“The world is at our fingertips. The problem is, the world is at our fingertips.” My wife said that to me one day. She was referring to the onslaught of the latest apps and smart phones. Our parents didn’t have as many distractions as we do. If they had things to do, they got them done. If a moment of the day was unfulfilling, so be it. There were kids to take care of. A job to go to. Things to be taken care of around the house.
Today we have no shortage of options if we find our present moment lacking.
I recently decided to scan all of my family photo albums so that I could have a digital backup of our visual history. As I strolled through my childhood in snapshots, I saw my parents in their twenties and thirties, raising me and my sister in a world we took for granted. Back then there were three TV networks. The news came on at 6:00, around dinner. Maybe you caught it at 11:00 if you were up that late. But my parents were never up that late. They were up early in the morning, listening to the A.M. radio in the kitchen. There was no Internet, no 24 hour news channel, no email, no Twitter, no social media at all. If someone called you when you were out, they would call back later. You weren’t bombarded with text messages.
The other day I heard a commercial on the radio about an app that helped you manage your fantasy football team. I thought of the hours and energy that grown men were devoting to maintain a fantasy. Whether it’s online gaming, fantasy football, or simply creating and grooming our online personality through facebook profiles and tweets – is it any wonder that we are not prepared for marriage even in our 40s?
We might think that having so much at our fingertips enriches our lives, but there is a pitfall. The idea that we are focusing outward when we pursue a distraction is an illusion if the distraction is a solitary one. Distractions that seem to be social are in fact solitary when they are done through social media. Click To Tweet Having so much at our fingertips means that we can create micro-universes of which we are the center. All of our perceived needs are met almost instantly. We send our thoughts out via social networking and receive instant justification. If anyone takes it the wrong way, we can instantly “unfriend” them. It’s too easy these days to become rulers of our own little worlds.

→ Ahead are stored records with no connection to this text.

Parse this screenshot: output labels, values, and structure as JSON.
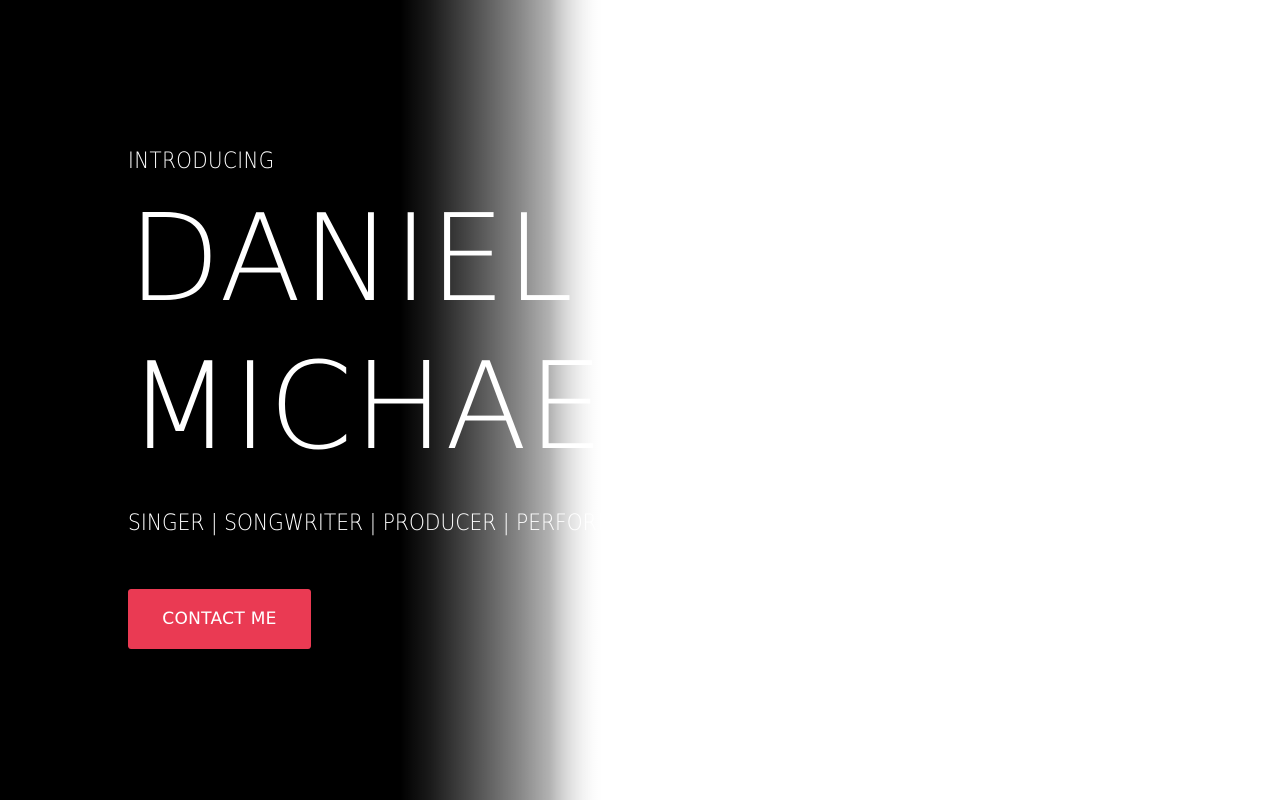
{
  "hero": {
    "intro": "INTRODUCING",
    "first_name": "DANIEL",
    "last_name": "MICHAEL",
    "roles": "SINGER | SONGWRITER | PRODUCER | PERFORMER",
    "cta_label": "CONTACT ME"
  },
  "colors": {
    "accent": "#ea3a53",
    "background_dark": "#000000",
    "background_light": "#ffffff",
    "text": "#ffffff"
  }
}
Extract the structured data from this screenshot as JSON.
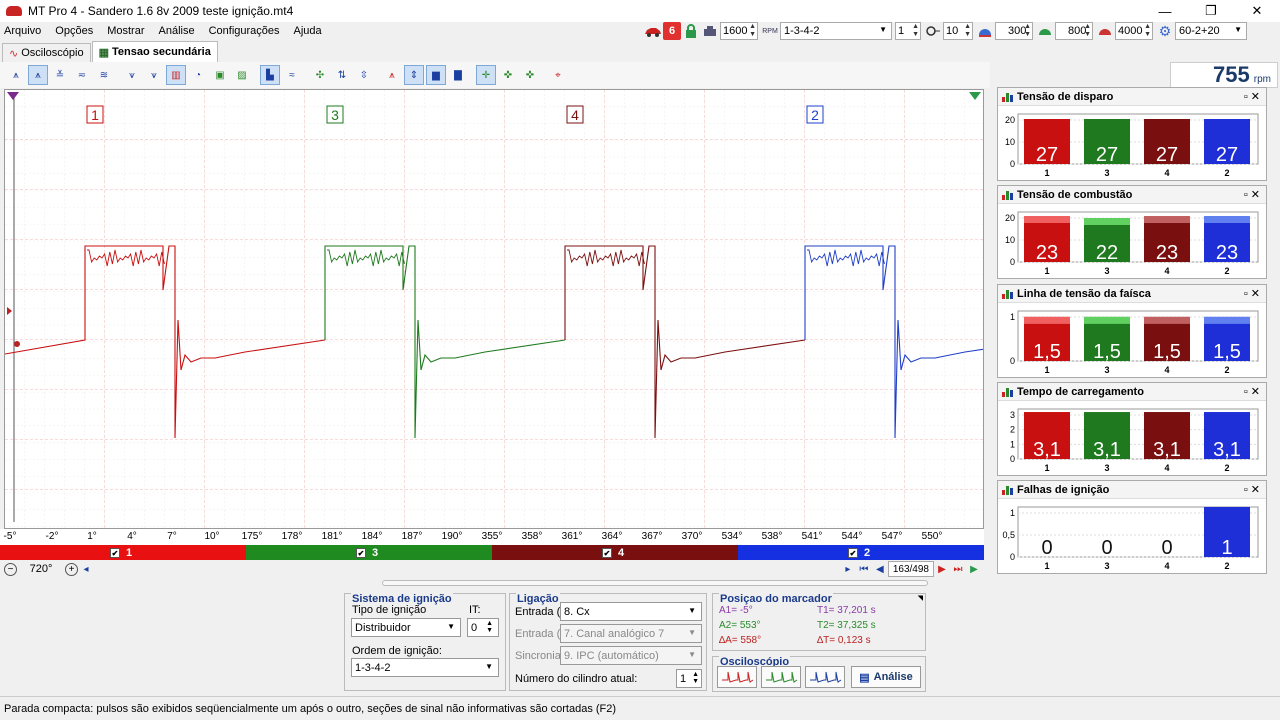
{
  "window": {
    "title": "MT Pro 4 - Sandero 1.6 8v 2009 teste ignição.mt4",
    "minimize": "—",
    "maximize": "❐",
    "close": "✕"
  },
  "menu": [
    {
      "label": "Arquivo"
    },
    {
      "label": "Opções"
    },
    {
      "label": "Mostrar"
    },
    {
      "label": "Análise"
    },
    {
      "label": "Configurações"
    },
    {
      "label": "Ajuda"
    }
  ],
  "topbar": {
    "spin1": "1600",
    "firing_order": "1-3-4-2",
    "spin2": "1",
    "spin3": "10",
    "spin4": "300",
    "spin5": "800",
    "spin6": "4000",
    "trigger": "60-2+20",
    "badge": "6",
    "rpm_small": "RPM"
  },
  "tabs": [
    {
      "label": "Osciloscópio",
      "active": false
    },
    {
      "label": "Tensao secundária",
      "active": true
    }
  ],
  "rpm": {
    "value": "755",
    "unit": "rpm"
  },
  "scope": {
    "cylinder_labels": [
      {
        "num": "1",
        "color": "#c81010"
      },
      {
        "num": "3",
        "color": "#1f7a1f"
      },
      {
        "num": "4",
        "color": "#7a1010"
      },
      {
        "num": "2",
        "color": "#1f3fc8"
      }
    ],
    "angle_ticks": [
      "-5°",
      "-2°",
      "1°",
      "4°",
      "7°",
      "10°",
      "175°",
      "178°",
      "181°",
      "184°",
      "187°",
      "190°",
      "355°",
      "358°",
      "361°",
      "364°",
      "367°",
      "370°",
      "534°",
      "538°",
      "541°",
      "544°",
      "547°",
      "550°"
    ],
    "zoom": "720°",
    "page": "163/498"
  },
  "cylinder_bar": [
    {
      "label": "1",
      "color": "#e81010",
      "checked": "✔"
    },
    {
      "label": "3",
      "color": "#1f8a1f",
      "checked": "✔"
    },
    {
      "label": "4",
      "color": "#7a0f0f",
      "checked": "✔"
    },
    {
      "label": "2",
      "color": "#1530e0",
      "checked": "✔"
    }
  ],
  "panels": [
    {
      "title": "Tensão de disparo",
      "yticks": [
        "20",
        "10",
        "0"
      ],
      "ymax": 30,
      "cats": [
        "1",
        "3",
        "4",
        "2"
      ],
      "values": [
        27,
        27,
        27,
        27
      ],
      "labels": [
        "27",
        "27",
        "27",
        "27"
      ]
    },
    {
      "title": "Tensão de combustão",
      "yticks": [
        "20",
        "10",
        "0"
      ],
      "ymax": 25,
      "cats": [
        "1",
        "3",
        "4",
        "2"
      ],
      "values": [
        23,
        22,
        23,
        23
      ],
      "labels": [
        "23",
        "22",
        "23",
        "23"
      ]
    },
    {
      "title": "Linha de tensão da faísca",
      "yticks": [
        "1",
        "0"
      ],
      "ymax": 1.7,
      "cats": [
        "1",
        "3",
        "4",
        "2"
      ],
      "values": [
        1.5,
        1.5,
        1.5,
        1.5
      ],
      "labels": [
        "1,5",
        "1,5",
        "1,5",
        "1,5"
      ]
    },
    {
      "title": "Tempo de carregamento",
      "yticks": [
        "3",
        "2",
        "1",
        "0"
      ],
      "ymax": 3.3,
      "cats": [
        "1",
        "3",
        "4",
        "2"
      ],
      "values": [
        3.1,
        3.1,
        3.1,
        3.1
      ],
      "labels": [
        "3,1",
        "3,1",
        "3,1",
        "3,1"
      ]
    },
    {
      "title": "Falhas de ignição",
      "yticks": [
        "1",
        "0,5",
        "0"
      ],
      "ymax": 1,
      "cats": [
        "1",
        "3",
        "4",
        "2"
      ],
      "values": [
        0,
        0,
        0,
        1
      ],
      "labels": [
        "0",
        "0",
        "0",
        "1"
      ]
    }
  ],
  "chart_data": [
    {
      "type": "bar",
      "title": "Tensão de disparo",
      "categories": [
        "1",
        "3",
        "4",
        "2"
      ],
      "values": [
        27,
        27,
        27,
        27
      ],
      "ylim": [
        0,
        30
      ]
    },
    {
      "type": "bar",
      "title": "Tensão de combustão",
      "categories": [
        "1",
        "3",
        "4",
        "2"
      ],
      "values": [
        23,
        22,
        23,
        23
      ],
      "ylim": [
        0,
        25
      ]
    },
    {
      "type": "bar",
      "title": "Linha de tensão da faísca",
      "categories": [
        "1",
        "3",
        "4",
        "2"
      ],
      "values": [
        1.5,
        1.5,
        1.5,
        1.5
      ],
      "ylim": [
        0,
        1.7
      ]
    },
    {
      "type": "bar",
      "title": "Tempo de carregamento",
      "categories": [
        "1",
        "3",
        "4",
        "2"
      ],
      "values": [
        3.1,
        3.1,
        3.1,
        3.1
      ],
      "ylim": [
        0,
        3.3
      ]
    },
    {
      "type": "bar",
      "title": "Falhas de ignição",
      "categories": [
        "1",
        "3",
        "4",
        "2"
      ],
      "values": [
        0,
        0,
        0,
        1
      ],
      "ylim": [
        0,
        1
      ]
    }
  ],
  "ignition_system": {
    "title": "Sistema de ignição",
    "type_label": "Tipo de ignição",
    "type_value": "Distribuidor",
    "it_label": "IT:",
    "it_value": "0",
    "order_label": "Ordem de ignição:",
    "order_value": "1-3-4-2"
  },
  "connection": {
    "title": "Ligação",
    "entrada_label": "Entrada (",
    "entrada_value": "8. Cx",
    "entrada2_label": "Entrada (",
    "entrada2_value": "7. Canal analógico 7",
    "sync_label": "Sincronia:",
    "sync_value": "9. IPC (automático)",
    "cyl_label": "Número do cilindro atual:",
    "cyl_value": "1"
  },
  "marker": {
    "title": "Posiçao do marcador",
    "a1": "A1= -5°",
    "t1": "T1= 37,201 s",
    "a2": "A2= 553°",
    "t2": "T2= 37,325 s",
    "da": "∆A= 558°",
    "dt": "∆T= 0,123 s"
  },
  "oscilloscope": {
    "title": "Osciloscópio",
    "analysis_button": "Análise"
  },
  "status": "Parada compacta: pulsos são exibidos seqüencialmente um após o outro, seções de sinal não informativas são cortadas (F2)"
}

And there are deeper, darker pitfalls. The most perverse form of this is Internet pornography. Nothing is more destructive than the way in which it turn’s a man’s focus in on himself and his own sexual satisfaction.
Once we are used to having everything we think we want any time we want it, are we prepared to sacrifice everything to devote our time and blood to our spouses and children? What happens if we have to give up a few distractions? What happens if we can’t do what we want when we want?
More often than not, when I think of my wife, I think of evenings reading on the couch, walks on spring mornings and autumn afternoons. If we are blessed with kids, I picture us all laughing and learning together.
All of these things will be there, I know, but so will a lot of sacrifice. Those wonderful pictures of the future can be dangerous if I am at the center. There can be no self-centered world where all wants are met instantly. It’s a hard thing to let go of wants. But I’m starting to realize that even if I know what I want, God knows what I need. He wants us to live for others. He lived, and died, for us. By putting others at the center, we become Christ to them.